### Your task:
Identify each line in the records below that contains the word "tujuan", and copy it.

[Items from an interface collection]
-.-.-
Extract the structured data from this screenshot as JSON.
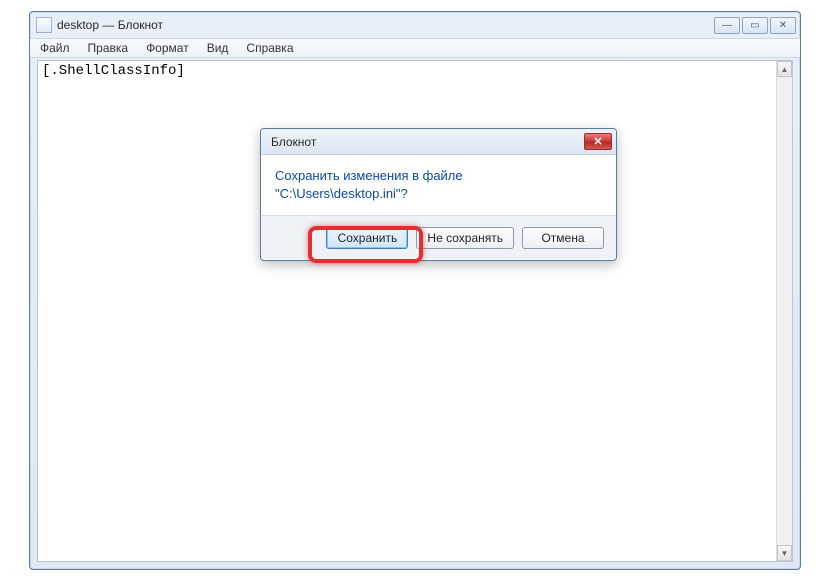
{
  "window": {
    "title": "desktop — Блокнот",
    "controls": {
      "min": "—",
      "max": "▭",
      "close": "✕"
    }
  },
  "menu": {
    "file": "Файл",
    "edit": "Правка",
    "format": "Формат",
    "view": "Вид",
    "help": "Справка"
  },
  "editor": {
    "content": "[.ShellClassInfo]"
  },
  "dialog": {
    "title": "Блокнот",
    "message_line1": "Сохранить изменения в файле",
    "message_line2": "\"C:\\Users\\desktop.ini\"?",
    "buttons": {
      "save": "Сохранить",
      "dontsave": "Не сохранять",
      "cancel": "Отмена"
    }
  }
}
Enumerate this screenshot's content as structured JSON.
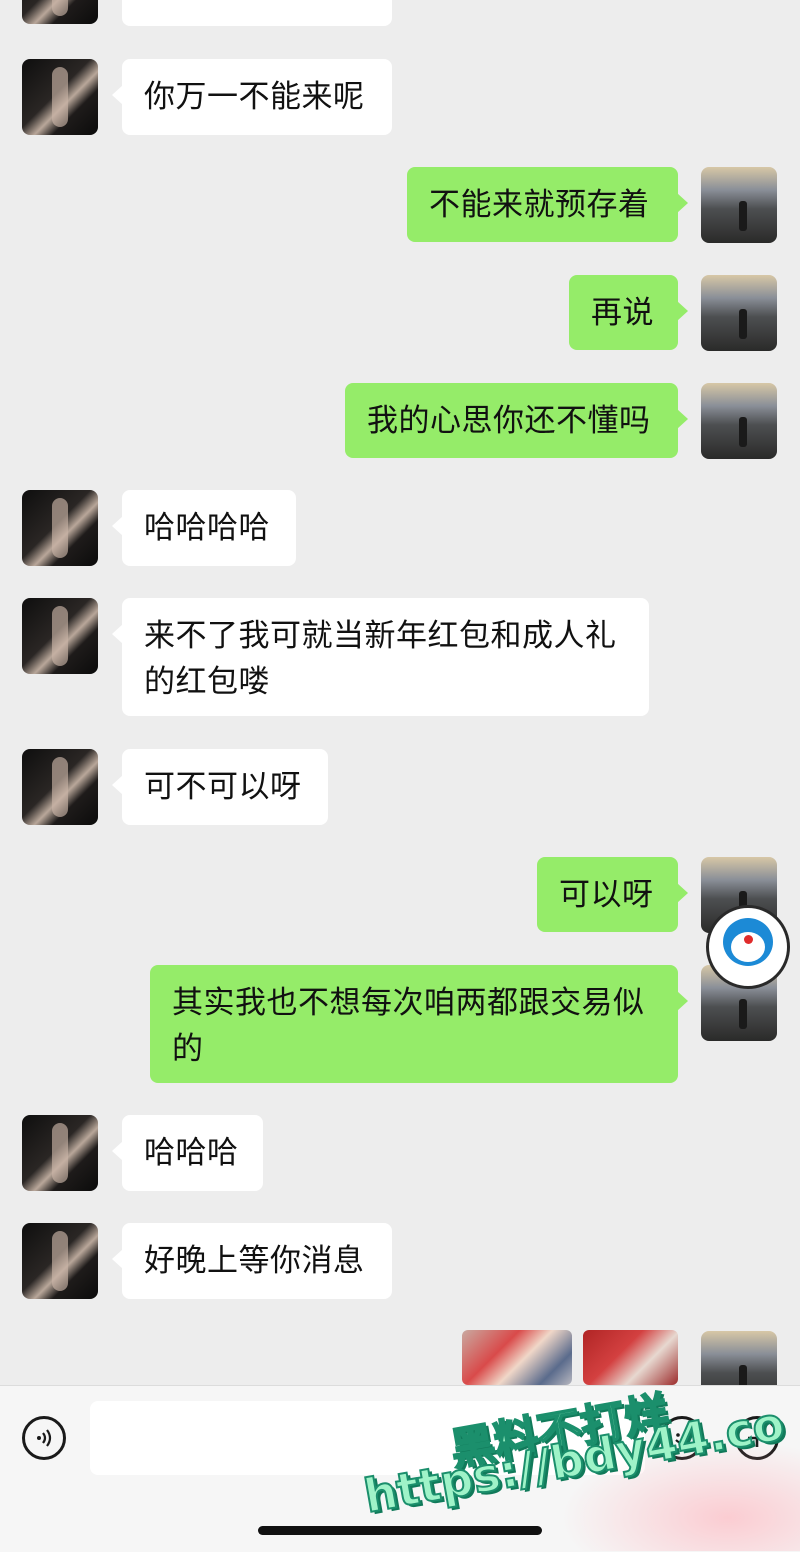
{
  "messages": [
    {
      "side": "left",
      "text": ""
    },
    {
      "side": "left",
      "text": "你万一不能来呢"
    },
    {
      "side": "right",
      "text": "不能来就预存着"
    },
    {
      "side": "right",
      "text": "再说"
    },
    {
      "side": "right",
      "text": "我的心思你还不懂吗"
    },
    {
      "side": "left",
      "text": "哈哈哈哈"
    },
    {
      "side": "left",
      "text": "来不了我可就当新年红包和成人礼的红包喽"
    },
    {
      "side": "left",
      "text": "可不可以呀"
    },
    {
      "side": "right",
      "text": "可以呀"
    },
    {
      "side": "right",
      "text": "其实我也不想每次咱两都跟交易似的"
    },
    {
      "side": "left",
      "text": "哈哈哈"
    },
    {
      "side": "left",
      "text": "好晚上等你消息"
    }
  ],
  "image_message": {
    "side": "right",
    "icon": "image-thumbnail"
  },
  "input_bar": {
    "voice_icon": "voice-icon",
    "emoji_icon": "emoji-icon",
    "plus_icon": "plus-icon",
    "input_value": ""
  },
  "watermark": {
    "line1": "黑料不打烊",
    "line2": "https://bdy44.co"
  },
  "colors": {
    "background": "#ededed",
    "incoming_bubble": "#ffffff",
    "outgoing_bubble": "#95ec69"
  }
}
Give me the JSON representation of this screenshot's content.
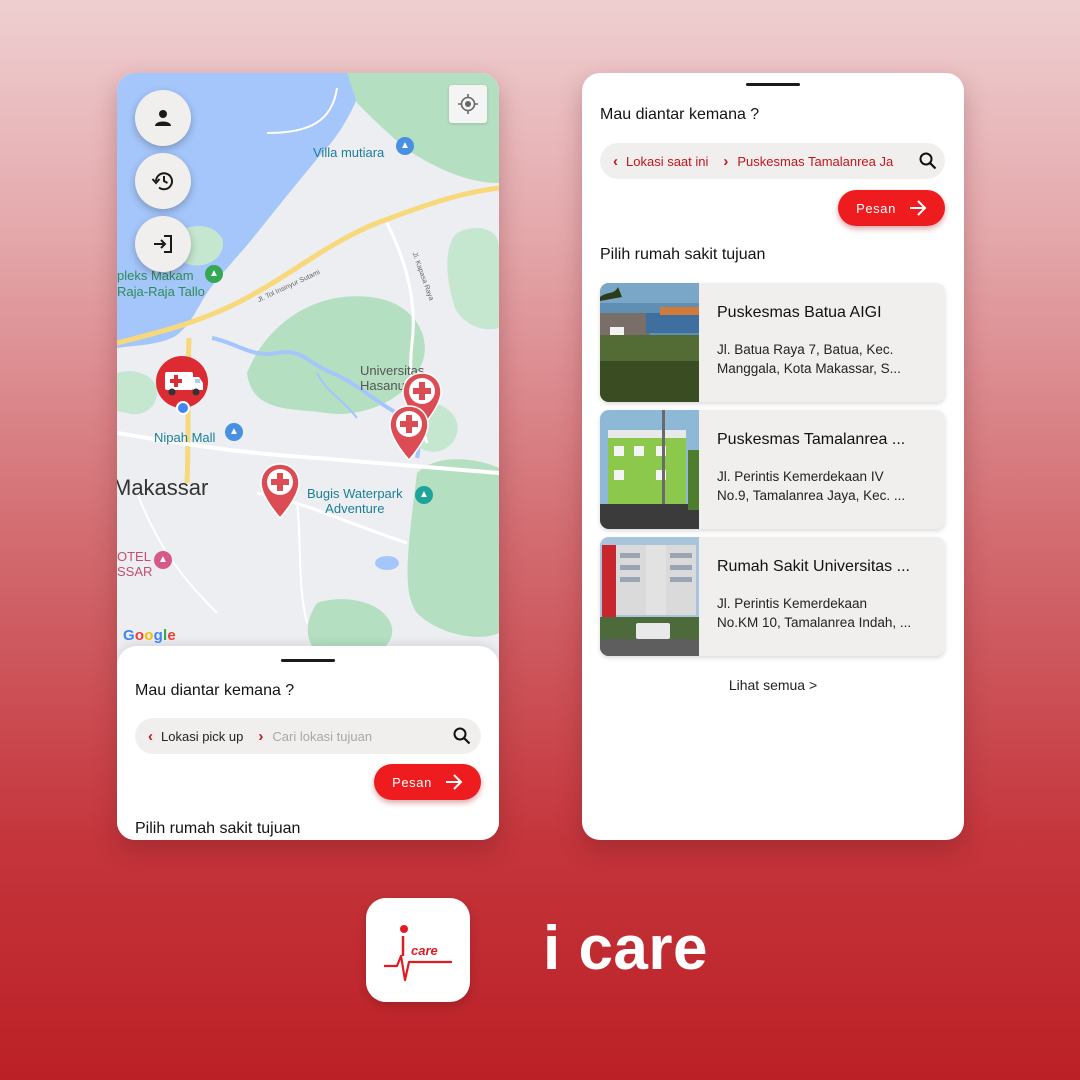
{
  "left_screen": {
    "map": {
      "labels": {
        "villa_mutiara": "Villa mutiara",
        "makam": "pleks Makam\nRaja-Raja Tallo",
        "makam_line1": "pleks Makam",
        "makam_line2": "Raja-Raja Tallo",
        "universitas_line1": "Universitas",
        "universitas_line2": "Hasanu",
        "nipah_mall": "Nipah Mall",
        "makassar": "Makassar",
        "bugis_line1": "Bugis Waterpark",
        "bugis_line2": "Adventure",
        "hotel_line1": "OTEL",
        "hotel_line2": "SSAR",
        "road_tol": "Jl. Tol Insinyur Sutami",
        "road_kapasa": "Jl. Kapasa Raya"
      },
      "google_logo": [
        "G",
        "o",
        "o",
        "g",
        "l",
        "e"
      ]
    },
    "fab_icons": [
      "person-icon",
      "history-icon",
      "login-icon"
    ],
    "sheet": {
      "title": "Mau diantar kemana ?",
      "pickup_label": "Lokasi pick up",
      "destination_placeholder": "Cari lokasi tujuan",
      "order_button": "Pesan",
      "section_title": "Pilih rumah sakit tujuan"
    }
  },
  "right_screen": {
    "title": "Mau diantar kemana ?",
    "pickup_value": "Lokasi saat ini",
    "destination_value": "Puskesmas Tamalanrea Ja",
    "order_button": "Pesan",
    "section_title": "Pilih rumah sakit tujuan",
    "hospitals": [
      {
        "name": "Puskesmas Batua AIGI",
        "address_line1": "Jl. Batua Raya 7, Batua, Kec.",
        "address_line2": "Manggala, Kota Makassar, S..."
      },
      {
        "name": "Puskesmas Tamalanrea ...",
        "address_line1": "Jl. Perintis Kemerdekaan IV",
        "address_line2": "No.9, Tamalanrea Jaya, Kec. ..."
      },
      {
        "name": "Rumah Sakit Universitas ...",
        "address_line1": "Jl. Perintis Kemerdekaan",
        "address_line2": "No.KM 10, Tamalanrea Indah, ..."
      }
    ],
    "see_all": "Lihat semua >"
  },
  "brand": {
    "icon_text": "care",
    "app_name": "i care"
  },
  "colors": {
    "primary_red": "#ee1c1f",
    "dark_red": "#c4151c",
    "sheet_gray": "#f1efee",
    "map_water": "#a5c6fb",
    "map_green": "#b5dfc1",
    "map_land": "#eceef2"
  }
}
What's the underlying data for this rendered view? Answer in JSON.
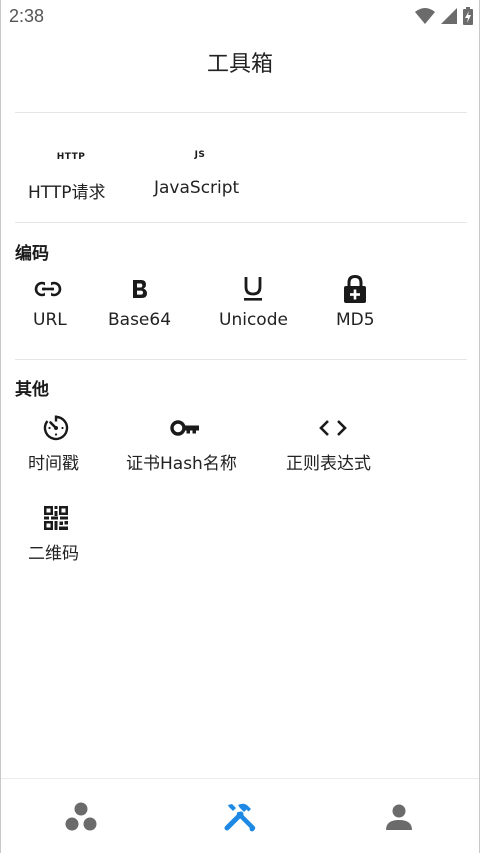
{
  "status_bar": {
    "time": "2:38",
    "icons": [
      "wifi-icon",
      "signal-icon",
      "battery-charging-icon"
    ]
  },
  "header": {
    "title": "工具箱"
  },
  "sections": {
    "network": {
      "items": [
        {
          "badge": "HTTP",
          "label": "HTTP请求"
        },
        {
          "badge": "JS",
          "label": "JavaScript"
        }
      ]
    },
    "encoding": {
      "title": "编码",
      "items": [
        {
          "icon": "link-icon",
          "label": "URL"
        },
        {
          "icon": "bold-b-icon",
          "label": "Base64"
        },
        {
          "icon": "underline-u-icon",
          "label": "Unicode"
        },
        {
          "icon": "lock-plus-icon",
          "label": "MD5"
        }
      ]
    },
    "other": {
      "title": "其他",
      "items": [
        {
          "icon": "timer-icon",
          "label": "时间戳"
        },
        {
          "icon": "key-icon",
          "label": "证书Hash名称"
        },
        {
          "icon": "code-brackets-icon",
          "label": "正则表达式"
        },
        {
          "icon": "qr-code-icon",
          "label": "二维码"
        }
      ]
    }
  },
  "bottom_nav": {
    "items": [
      {
        "icon": "bubbles-icon",
        "active": false
      },
      {
        "icon": "tools-icon",
        "active": true
      },
      {
        "icon": "person-icon",
        "active": false
      }
    ],
    "active_color": "#1e88e5",
    "inactive_color": "#6b6b6b"
  }
}
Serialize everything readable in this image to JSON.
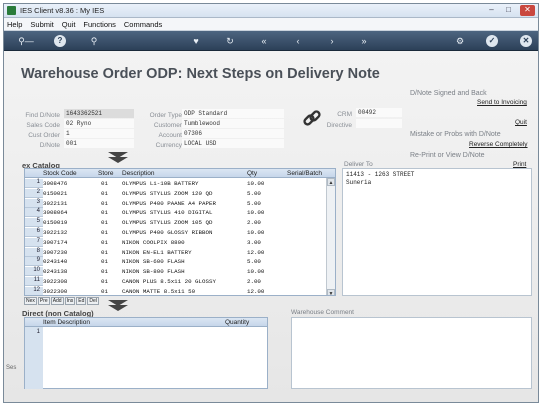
{
  "window": {
    "title": "IES Client v8.36 : My IES"
  },
  "menu": [
    "Help",
    "Submit",
    "Quit",
    "Functions",
    "Commands"
  ],
  "page_title": "Warehouse Order ODP: Next Steps on Delivery Note",
  "header_fields": {
    "find_dnote": {
      "label": "Find D/Note",
      "value": "1643362521"
    },
    "sales_code": {
      "label": "Sales Code",
      "value": "02 Ryno"
    },
    "cust_order": {
      "label": "Cust Order",
      "value": "1"
    },
    "dnote": {
      "label": "D/Note",
      "value": "001"
    },
    "order_type": {
      "label": "Order Type",
      "value": "ODP Standard"
    },
    "customer": {
      "label": "Customer",
      "value": "Tumblewood"
    },
    "account": {
      "label": "Account",
      "value": "07306"
    },
    "currency": {
      "label": "Currency",
      "value": "LOCAL USD"
    },
    "crm": {
      "label": "CRM",
      "value": "00492"
    },
    "directive": {
      "label": "Directive",
      "value": ""
    }
  },
  "actions": {
    "signed_back_title": "D/Note Signed and Back",
    "send_to_invoicing": "Send to Invoicing",
    "quit": "Quit",
    "mistake_title": "Mistake or Probs with D/Note",
    "reverse_completely": "Reverse Completely",
    "reprint_title": "Re-Print or View D/Note",
    "print": "Print"
  },
  "ex_catalog": {
    "title": "ex Catalog",
    "columns": [
      "Stock Code",
      "Store",
      "Description",
      "Qty",
      "Serial/Batch"
    ],
    "rows": [
      {
        "n": "1",
        "code": "3008476",
        "store": "01",
        "desc": "OLYMPUS Li-10B BATTERY",
        "qty": "10.00"
      },
      {
        "n": "2",
        "code": "0150021",
        "store": "01",
        "desc": "OLYMPUS STYLUS ZOOM 120 QD",
        "qty": "5.00"
      },
      {
        "n": "3",
        "code": "3022131",
        "store": "01",
        "desc": "OLYMPUS P400 PAANE A4 PAPER",
        "qty": "5.00"
      },
      {
        "n": "4",
        "code": "3008064",
        "store": "01",
        "desc": "OLYMPUS STYLUS 410 DIGITAL",
        "qty": "10.00"
      },
      {
        "n": "5",
        "code": "0150019",
        "store": "01",
        "desc": "OLYMPUS STYLUS ZOOM 105 QD",
        "qty": "2.00"
      },
      {
        "n": "6",
        "code": "3022132",
        "store": "01",
        "desc": "OLYMPUS P400 GLOSSY RIBBON",
        "qty": "10.00"
      },
      {
        "n": "7",
        "code": "3007174",
        "store": "01",
        "desc": "NIKON COOLPIX 8800",
        "qty": "3.00"
      },
      {
        "n": "8",
        "code": "3007230",
        "store": "01",
        "desc": "NIKON EN-EL1 BATTERY",
        "qty": "12.00"
      },
      {
        "n": "9",
        "code": "0243140",
        "store": "01",
        "desc": "NIKON SB-600 FLASH",
        "qty": "5.00"
      },
      {
        "n": "10",
        "code": "0243138",
        "store": "01",
        "desc": "NIKON SB-800 FLASH",
        "qty": "10.00"
      },
      {
        "n": "11",
        "code": "3022308",
        "store": "01",
        "desc": "CANON PLUS 8.5x11 20 GLOSSY",
        "qty": "2.00"
      },
      {
        "n": "12",
        "code": "3022300",
        "store": "01",
        "desc": "CANON MATTE 8.5x11 50",
        "qty": "12.00"
      }
    ],
    "tabs": [
      "Nex",
      "Pre",
      "Add",
      "Ins",
      "Ed",
      "Del"
    ]
  },
  "deliver_to": {
    "label": "Deliver To",
    "line1": "11413 - 1263 STREET",
    "line2": "Suneria"
  },
  "direct": {
    "title": "Direct (non Catalog)",
    "columns": [
      "Item Description",
      "Quantity"
    ],
    "row1": "1"
  },
  "warehouse_comment": {
    "label": "Warehouse Comment"
  },
  "left_edge_text": "Ses",
  "colors": {
    "toolbar": "#2c4058",
    "grid_header": "#c6d6ea",
    "heading": "#4a5058"
  }
}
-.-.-
### Output of the task:
      "destination_placeholder": "Cari lokasi tujuan",
      "section_title": "Pilih rumah sakit tujuan"
    "section_title": "Pilih rumah sakit tujuan",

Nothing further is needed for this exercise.